• [Data extracts]
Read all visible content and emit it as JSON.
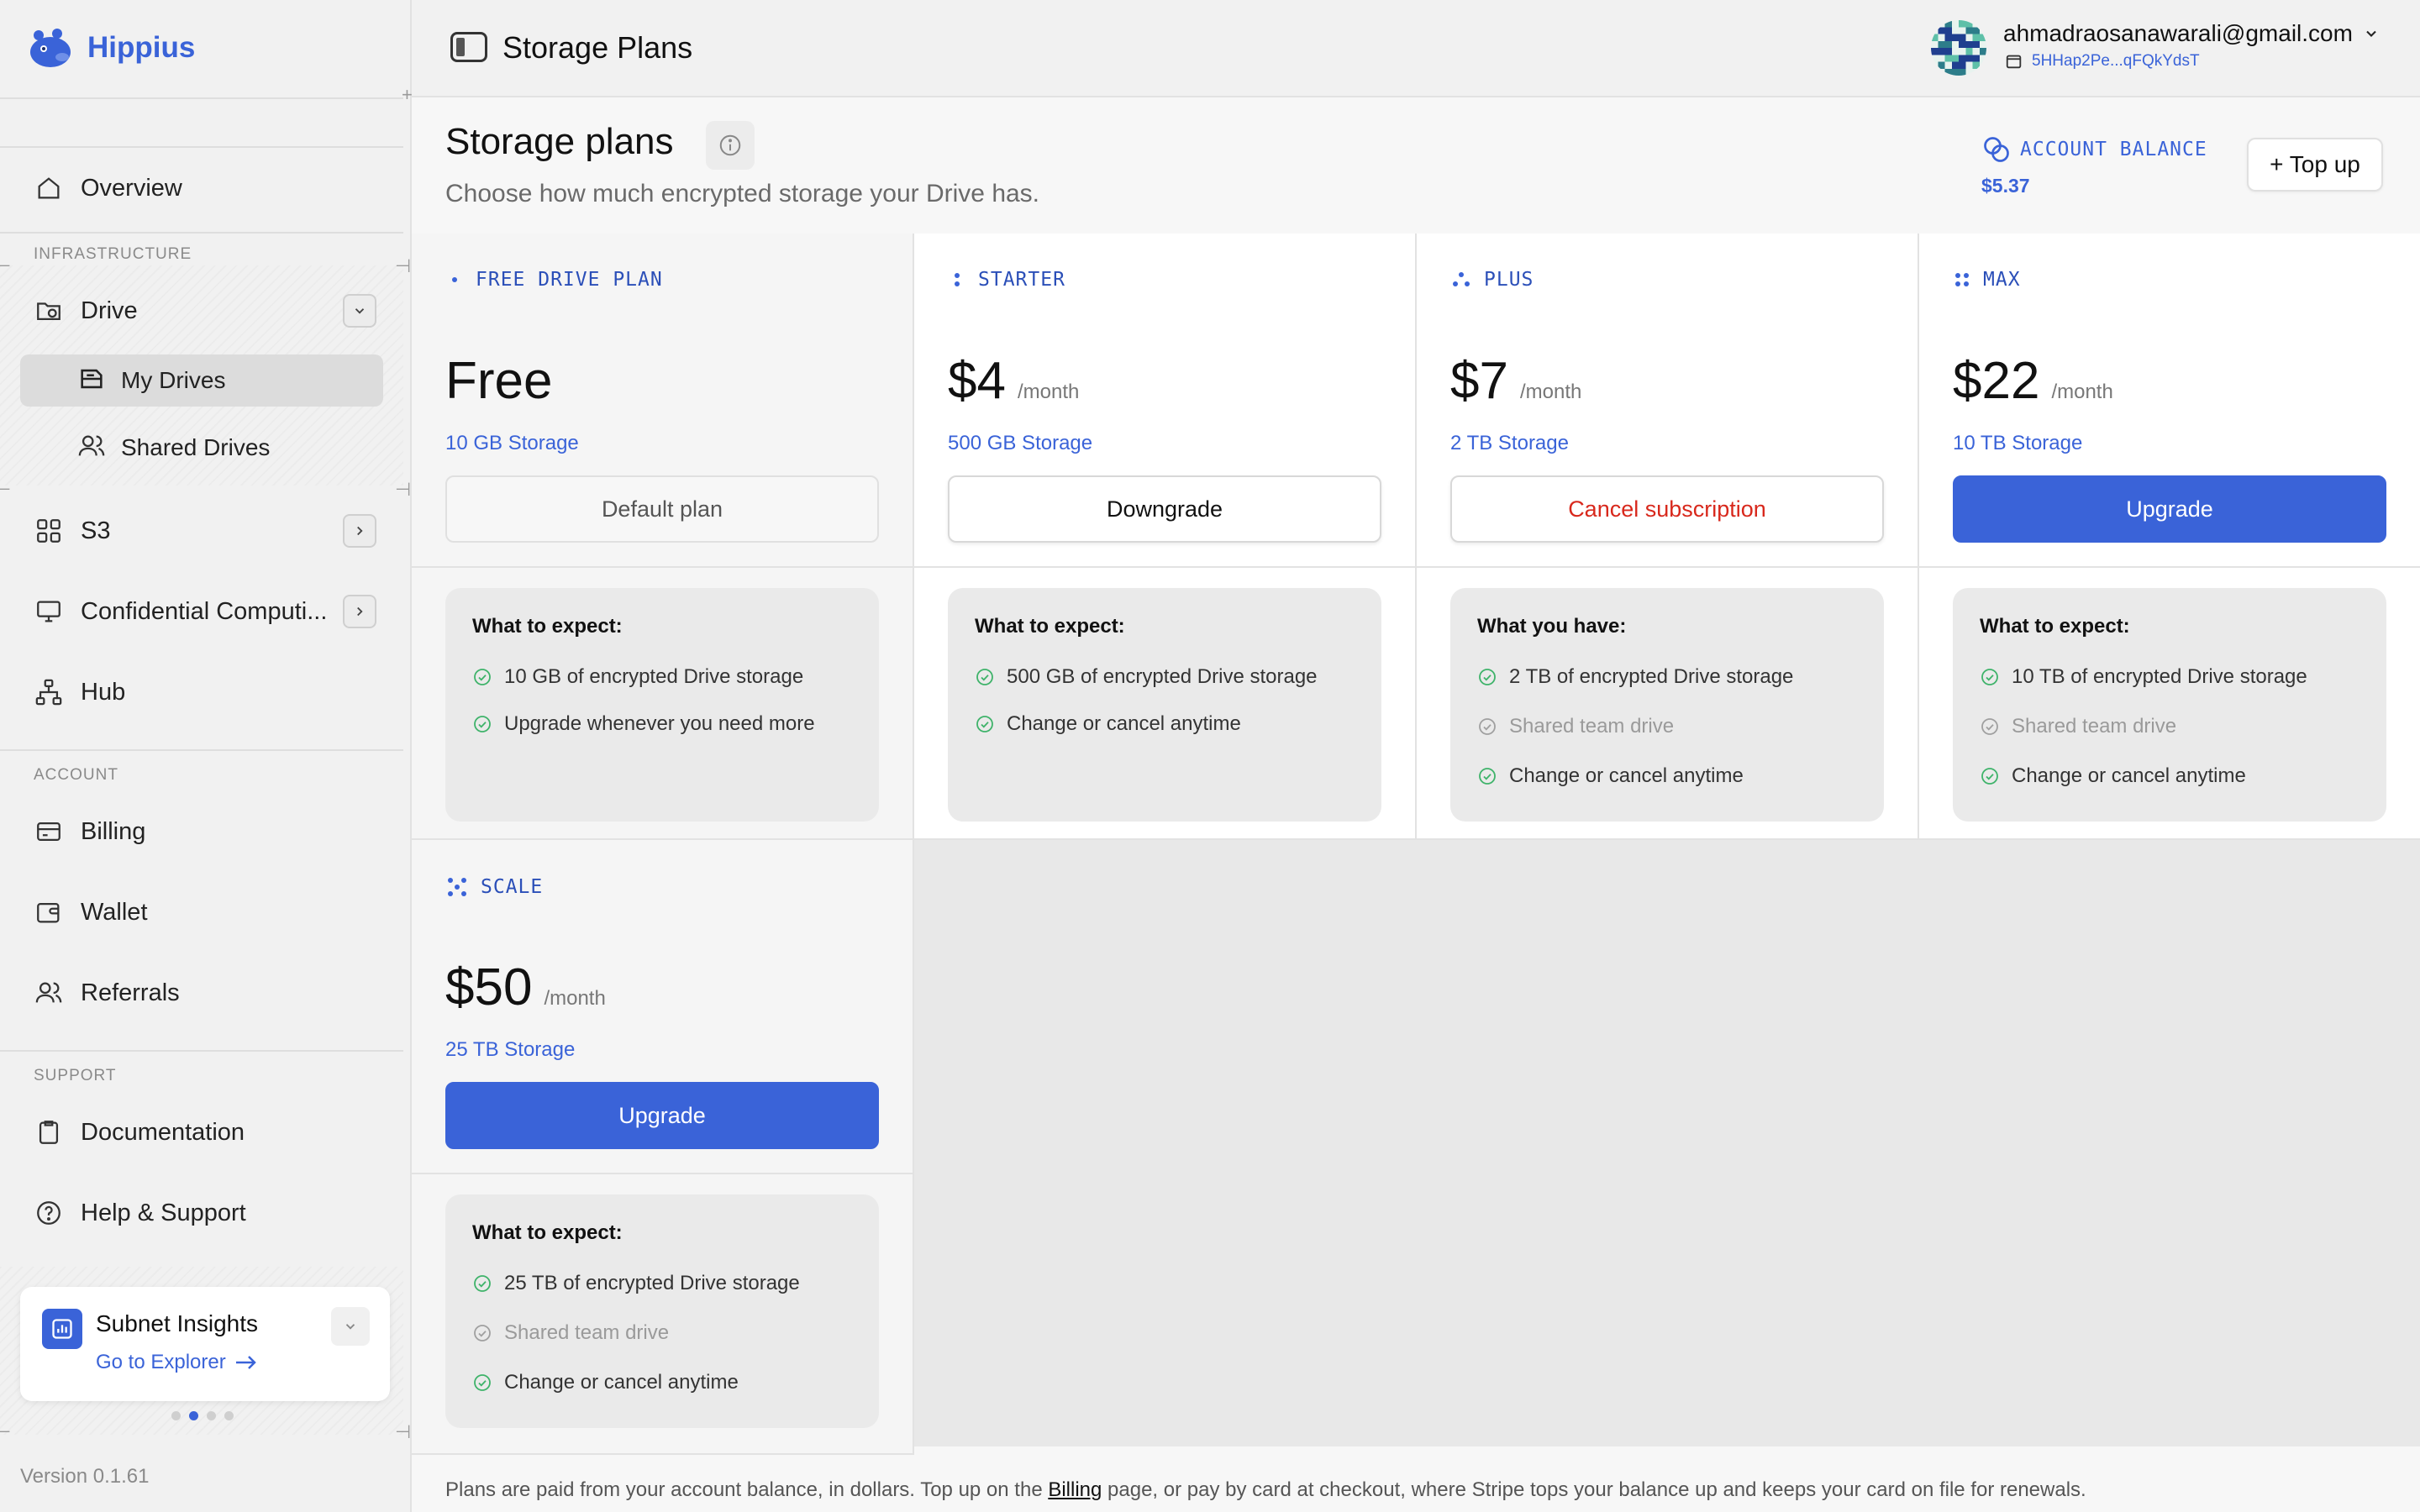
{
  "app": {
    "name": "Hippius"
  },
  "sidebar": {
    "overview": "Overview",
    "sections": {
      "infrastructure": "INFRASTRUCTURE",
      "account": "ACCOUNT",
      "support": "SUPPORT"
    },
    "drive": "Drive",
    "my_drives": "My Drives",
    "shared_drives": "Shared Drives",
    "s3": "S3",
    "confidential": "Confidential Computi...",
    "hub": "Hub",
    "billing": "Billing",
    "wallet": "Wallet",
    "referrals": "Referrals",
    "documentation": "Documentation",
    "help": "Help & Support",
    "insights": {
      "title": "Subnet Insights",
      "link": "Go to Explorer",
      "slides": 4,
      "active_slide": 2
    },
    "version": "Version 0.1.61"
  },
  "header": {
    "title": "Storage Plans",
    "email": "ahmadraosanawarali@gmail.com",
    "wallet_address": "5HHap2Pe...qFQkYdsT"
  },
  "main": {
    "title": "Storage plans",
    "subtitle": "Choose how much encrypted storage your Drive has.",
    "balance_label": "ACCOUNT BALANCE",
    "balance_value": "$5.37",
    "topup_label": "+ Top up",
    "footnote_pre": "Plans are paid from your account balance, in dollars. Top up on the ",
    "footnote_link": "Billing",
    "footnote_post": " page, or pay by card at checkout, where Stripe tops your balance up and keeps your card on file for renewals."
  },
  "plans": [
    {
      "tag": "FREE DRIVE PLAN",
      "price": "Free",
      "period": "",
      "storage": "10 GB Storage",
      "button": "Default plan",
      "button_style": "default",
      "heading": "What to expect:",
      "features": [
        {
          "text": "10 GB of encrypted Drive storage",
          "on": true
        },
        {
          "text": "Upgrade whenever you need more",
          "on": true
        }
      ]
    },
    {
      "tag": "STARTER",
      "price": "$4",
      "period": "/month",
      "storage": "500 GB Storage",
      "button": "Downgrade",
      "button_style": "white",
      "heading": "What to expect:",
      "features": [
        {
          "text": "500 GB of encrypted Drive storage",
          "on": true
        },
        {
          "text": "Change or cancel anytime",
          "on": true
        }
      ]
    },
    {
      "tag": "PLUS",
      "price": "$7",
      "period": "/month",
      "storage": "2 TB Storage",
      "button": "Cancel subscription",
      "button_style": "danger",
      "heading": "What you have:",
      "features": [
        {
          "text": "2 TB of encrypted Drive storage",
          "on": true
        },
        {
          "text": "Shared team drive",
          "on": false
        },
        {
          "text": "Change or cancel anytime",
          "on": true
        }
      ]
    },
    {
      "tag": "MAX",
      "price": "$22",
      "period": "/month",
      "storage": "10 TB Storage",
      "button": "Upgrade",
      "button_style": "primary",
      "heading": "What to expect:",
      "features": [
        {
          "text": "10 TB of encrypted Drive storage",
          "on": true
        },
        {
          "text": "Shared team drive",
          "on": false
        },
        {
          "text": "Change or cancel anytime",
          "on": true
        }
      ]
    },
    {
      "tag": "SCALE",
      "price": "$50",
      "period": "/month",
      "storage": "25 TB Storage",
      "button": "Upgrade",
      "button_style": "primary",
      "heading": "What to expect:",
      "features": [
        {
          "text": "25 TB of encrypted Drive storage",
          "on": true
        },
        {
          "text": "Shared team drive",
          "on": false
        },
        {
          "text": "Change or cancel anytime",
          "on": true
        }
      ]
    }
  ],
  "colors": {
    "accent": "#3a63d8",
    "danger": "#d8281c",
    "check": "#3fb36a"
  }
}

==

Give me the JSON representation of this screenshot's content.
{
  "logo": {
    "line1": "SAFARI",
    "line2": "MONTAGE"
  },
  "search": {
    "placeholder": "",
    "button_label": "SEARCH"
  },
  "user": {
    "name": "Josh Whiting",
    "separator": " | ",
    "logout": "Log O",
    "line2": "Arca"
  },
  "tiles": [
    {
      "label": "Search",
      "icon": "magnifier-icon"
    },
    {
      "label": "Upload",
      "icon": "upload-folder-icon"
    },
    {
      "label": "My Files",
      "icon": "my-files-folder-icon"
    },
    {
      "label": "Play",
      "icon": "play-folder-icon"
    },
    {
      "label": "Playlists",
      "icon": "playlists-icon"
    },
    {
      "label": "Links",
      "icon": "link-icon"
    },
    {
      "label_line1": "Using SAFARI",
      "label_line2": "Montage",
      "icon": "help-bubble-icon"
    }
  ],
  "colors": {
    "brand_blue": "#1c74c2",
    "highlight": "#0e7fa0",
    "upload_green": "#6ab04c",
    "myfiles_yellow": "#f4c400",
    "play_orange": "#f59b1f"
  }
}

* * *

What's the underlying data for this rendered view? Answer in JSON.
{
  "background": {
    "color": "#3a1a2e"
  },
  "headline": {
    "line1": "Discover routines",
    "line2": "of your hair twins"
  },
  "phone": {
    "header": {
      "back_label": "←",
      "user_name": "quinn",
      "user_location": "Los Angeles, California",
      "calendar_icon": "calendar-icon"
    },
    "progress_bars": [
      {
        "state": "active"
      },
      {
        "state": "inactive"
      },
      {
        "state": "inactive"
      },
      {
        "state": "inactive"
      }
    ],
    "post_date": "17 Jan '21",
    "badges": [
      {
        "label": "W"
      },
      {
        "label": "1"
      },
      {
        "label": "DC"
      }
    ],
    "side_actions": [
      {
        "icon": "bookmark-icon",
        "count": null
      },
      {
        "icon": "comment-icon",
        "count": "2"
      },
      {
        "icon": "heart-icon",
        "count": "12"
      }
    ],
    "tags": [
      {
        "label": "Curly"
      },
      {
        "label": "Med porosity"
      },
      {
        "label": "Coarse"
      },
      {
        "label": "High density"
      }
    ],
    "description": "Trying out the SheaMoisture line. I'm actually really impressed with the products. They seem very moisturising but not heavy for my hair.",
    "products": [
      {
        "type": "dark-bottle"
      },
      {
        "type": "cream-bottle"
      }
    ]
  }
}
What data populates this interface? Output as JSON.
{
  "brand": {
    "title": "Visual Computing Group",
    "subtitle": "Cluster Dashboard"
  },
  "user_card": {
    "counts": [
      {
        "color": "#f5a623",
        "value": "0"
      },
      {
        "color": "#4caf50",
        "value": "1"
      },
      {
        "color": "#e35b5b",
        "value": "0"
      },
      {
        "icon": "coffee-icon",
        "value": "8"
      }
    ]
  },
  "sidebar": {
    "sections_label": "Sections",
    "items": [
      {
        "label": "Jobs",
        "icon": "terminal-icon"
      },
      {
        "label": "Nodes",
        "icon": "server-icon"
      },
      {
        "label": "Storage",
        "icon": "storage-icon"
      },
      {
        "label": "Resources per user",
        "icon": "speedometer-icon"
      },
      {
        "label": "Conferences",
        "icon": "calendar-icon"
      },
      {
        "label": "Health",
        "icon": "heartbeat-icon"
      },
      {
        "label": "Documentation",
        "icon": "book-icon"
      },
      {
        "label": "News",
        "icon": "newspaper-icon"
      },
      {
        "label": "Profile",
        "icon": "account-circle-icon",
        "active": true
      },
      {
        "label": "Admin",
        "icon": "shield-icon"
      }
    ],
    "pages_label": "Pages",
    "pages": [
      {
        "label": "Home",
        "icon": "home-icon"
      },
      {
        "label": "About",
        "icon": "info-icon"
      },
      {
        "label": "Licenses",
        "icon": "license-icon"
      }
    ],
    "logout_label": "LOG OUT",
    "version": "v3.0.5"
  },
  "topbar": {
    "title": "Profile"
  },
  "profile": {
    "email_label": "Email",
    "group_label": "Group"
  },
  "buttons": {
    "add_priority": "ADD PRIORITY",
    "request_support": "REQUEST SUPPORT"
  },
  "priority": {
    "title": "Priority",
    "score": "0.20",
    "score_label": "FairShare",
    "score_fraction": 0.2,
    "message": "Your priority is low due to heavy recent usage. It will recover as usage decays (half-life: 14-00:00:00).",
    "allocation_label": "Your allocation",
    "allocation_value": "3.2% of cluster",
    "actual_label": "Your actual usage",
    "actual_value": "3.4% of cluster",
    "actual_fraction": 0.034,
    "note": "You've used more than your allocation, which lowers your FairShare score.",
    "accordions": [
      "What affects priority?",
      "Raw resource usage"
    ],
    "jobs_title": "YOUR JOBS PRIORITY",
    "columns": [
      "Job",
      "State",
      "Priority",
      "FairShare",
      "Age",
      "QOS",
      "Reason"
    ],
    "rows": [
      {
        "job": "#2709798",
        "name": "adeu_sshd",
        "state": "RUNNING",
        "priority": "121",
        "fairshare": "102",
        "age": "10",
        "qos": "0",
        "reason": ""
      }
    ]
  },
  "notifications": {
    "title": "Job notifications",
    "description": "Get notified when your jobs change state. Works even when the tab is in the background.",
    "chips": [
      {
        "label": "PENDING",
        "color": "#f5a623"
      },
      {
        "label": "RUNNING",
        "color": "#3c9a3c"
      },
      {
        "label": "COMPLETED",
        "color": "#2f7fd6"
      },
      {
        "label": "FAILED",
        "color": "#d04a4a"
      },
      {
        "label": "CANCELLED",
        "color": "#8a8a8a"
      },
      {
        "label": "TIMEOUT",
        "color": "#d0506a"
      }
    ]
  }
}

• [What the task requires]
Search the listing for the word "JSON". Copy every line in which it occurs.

• [Output]
Read all visible content and emit it as JSON.
Give me the JSON representation of this screenshot's content.
What's the underlying data for this rendered view? Answer in JSON.
What data populates this interface? Output as JSON.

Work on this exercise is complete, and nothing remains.